In this sense, the theory of the Communists may be summed up in the single sentence: Abolition of private property.

By "bourgeois property" he means private property as he has defined it, i.e. private ownership of the means of production. Marx viewed personal property as something that people today might call a human right. In The Manifesto of the Communist Party he says: "When, therefore, capital is converted into common property, into the property of all members of society, personal property is not thereby transformed into social property." {italics mine}

What I have offered above is a simplistic explanation of Marx's conception of property, based on his advocacy of an economy of production for use rather than production for profit. He first elucidated these concepts of property on a very theoretical level in The Economic and Philosophic Manuscripts of 1844, later in Wage, Labor, and Capital, and in the greatest detail in Capital, Volume 1 (Chapter 32 and elsewhere). These works give a detailed explanation of his concept of property. They are based in the theory of use-value vs. exchange value, and a particular overall conception of the structure and nature of capitalist socioeconomic relations as Marx saw them.

Marx viewed communism as the final stage in the evolution of human social relations, ultimately centered upon each individual realizing their full potential. In The Manifesto of the Communist Party, he summed his vision up in this way:

In place of the old bourgeois society, with its classes and class antagonisms, we shall have an association, in which the free development of each is the condition for the free development of all.

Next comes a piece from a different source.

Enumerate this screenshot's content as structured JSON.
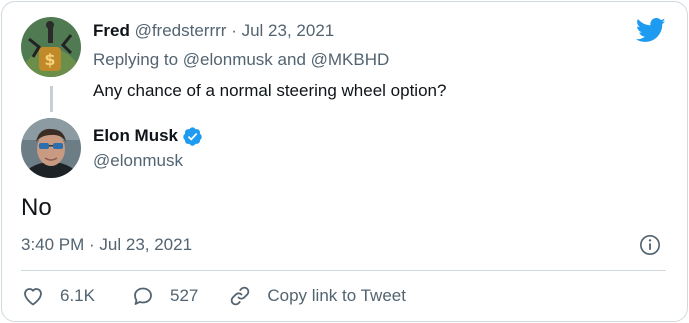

Robert Palermo, Kellogg Institute PhD Fellow at the Notre Dame, at Quora